Seaside Heights, New Jersey -- For years, Staten Islanders have roamed the streets of the tri-state area at will. But now a U.S. Department of Agriculture "capture-removal" operation threatens to end the Islanders' reign permanently.
On August 13, USDA workers began capturing, slaughtering and freezing unlucky Staten Islanders in an effort to control the population at a manageable level.
A USDA spokeswoman stressed Tuesday that tri-state authorities "requested assistance to decrease the problem of a buildup of Islanders on local streets, parks, Irish bars and beaches, and associated noise and sanitation problems as well as aggressive behavior toward area residents." The New York State Department of Environmental Conservation "issued a permit to capture and remove the Islanders to lessen those problems."
But yesterday citizens gathered to protest the slaughter and ask if something else could have been done.
"It's a horrible, horrible thing -- it's disgusting," said one animal lover and vegan who witnessed the culling. "I want to know what I can do for these poor creatures."
"It's really horrifying, it's such a shame," one longtime local resident said Tuesday, requesting anonymity. "Everyone here was in shock.
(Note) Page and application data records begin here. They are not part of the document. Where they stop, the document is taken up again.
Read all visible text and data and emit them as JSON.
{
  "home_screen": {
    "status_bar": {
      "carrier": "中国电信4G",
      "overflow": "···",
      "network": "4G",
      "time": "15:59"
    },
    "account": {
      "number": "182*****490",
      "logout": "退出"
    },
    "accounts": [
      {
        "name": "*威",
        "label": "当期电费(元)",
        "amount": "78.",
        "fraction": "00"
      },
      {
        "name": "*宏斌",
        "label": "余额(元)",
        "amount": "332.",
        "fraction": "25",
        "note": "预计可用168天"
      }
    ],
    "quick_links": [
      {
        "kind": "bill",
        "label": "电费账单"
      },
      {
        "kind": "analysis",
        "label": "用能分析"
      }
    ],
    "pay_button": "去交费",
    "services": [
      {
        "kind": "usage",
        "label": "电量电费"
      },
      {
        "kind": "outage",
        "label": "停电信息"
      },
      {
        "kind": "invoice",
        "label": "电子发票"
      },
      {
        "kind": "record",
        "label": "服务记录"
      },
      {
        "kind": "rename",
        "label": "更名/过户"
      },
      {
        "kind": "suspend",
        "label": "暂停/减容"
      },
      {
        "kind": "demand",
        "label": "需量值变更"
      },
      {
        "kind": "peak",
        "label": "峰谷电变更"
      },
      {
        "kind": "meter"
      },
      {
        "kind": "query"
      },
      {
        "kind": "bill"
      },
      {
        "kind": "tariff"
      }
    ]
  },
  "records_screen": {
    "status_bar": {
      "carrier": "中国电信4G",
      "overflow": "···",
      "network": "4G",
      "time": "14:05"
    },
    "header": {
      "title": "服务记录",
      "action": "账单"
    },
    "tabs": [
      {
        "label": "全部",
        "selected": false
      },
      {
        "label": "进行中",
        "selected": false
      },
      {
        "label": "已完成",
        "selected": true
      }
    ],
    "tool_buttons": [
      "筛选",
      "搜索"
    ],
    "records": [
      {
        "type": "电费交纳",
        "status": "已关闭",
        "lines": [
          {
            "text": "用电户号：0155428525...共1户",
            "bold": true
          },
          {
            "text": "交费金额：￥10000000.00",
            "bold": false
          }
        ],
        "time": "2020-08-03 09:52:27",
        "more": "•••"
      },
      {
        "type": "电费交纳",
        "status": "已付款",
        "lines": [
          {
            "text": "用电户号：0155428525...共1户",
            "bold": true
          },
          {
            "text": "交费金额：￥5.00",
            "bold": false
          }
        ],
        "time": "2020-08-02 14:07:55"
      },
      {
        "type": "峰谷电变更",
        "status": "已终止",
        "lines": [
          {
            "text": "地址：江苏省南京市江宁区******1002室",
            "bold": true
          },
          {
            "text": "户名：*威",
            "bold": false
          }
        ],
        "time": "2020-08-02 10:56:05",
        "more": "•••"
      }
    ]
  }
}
We were told before the beginning of the summer that they were going to be moved to a habitat upstate."
It was not possible to relocate the Islanders without the risk of impacting the gene pool in other communities, USDA workers explained.
In Seaside Heights, one pair of Islanders could still be seen strutting outside a local saloon. "You hate to see them killed -- if you have a heart, you feel bad, and it's too bad they couldn't bring them to a farm," commented a local resident of 26 years who did not want her name published.
"But they leave droppings all over, and it's not sanitary," she continued. "They jump on top of cars, and some people are afraid of them. And sometimes you get to work late because of them."
Illustrating the problem, an ambulance was forced to stop as the Islanders slowly ambled across the street to an unknown destination.
There are no plans for additional culling of Islanders beyond the tri-state area. "No other requests have been received," a spokesperson said on Tuesday. "If asked, the USDA would evaluate the level of damage and nonlethal methods that have been tried to reduce the damage. Recommendations could be made to change the habitat or to disperse those causing the problems."
|This article features first-hand journalism by an UnNews correspondent.|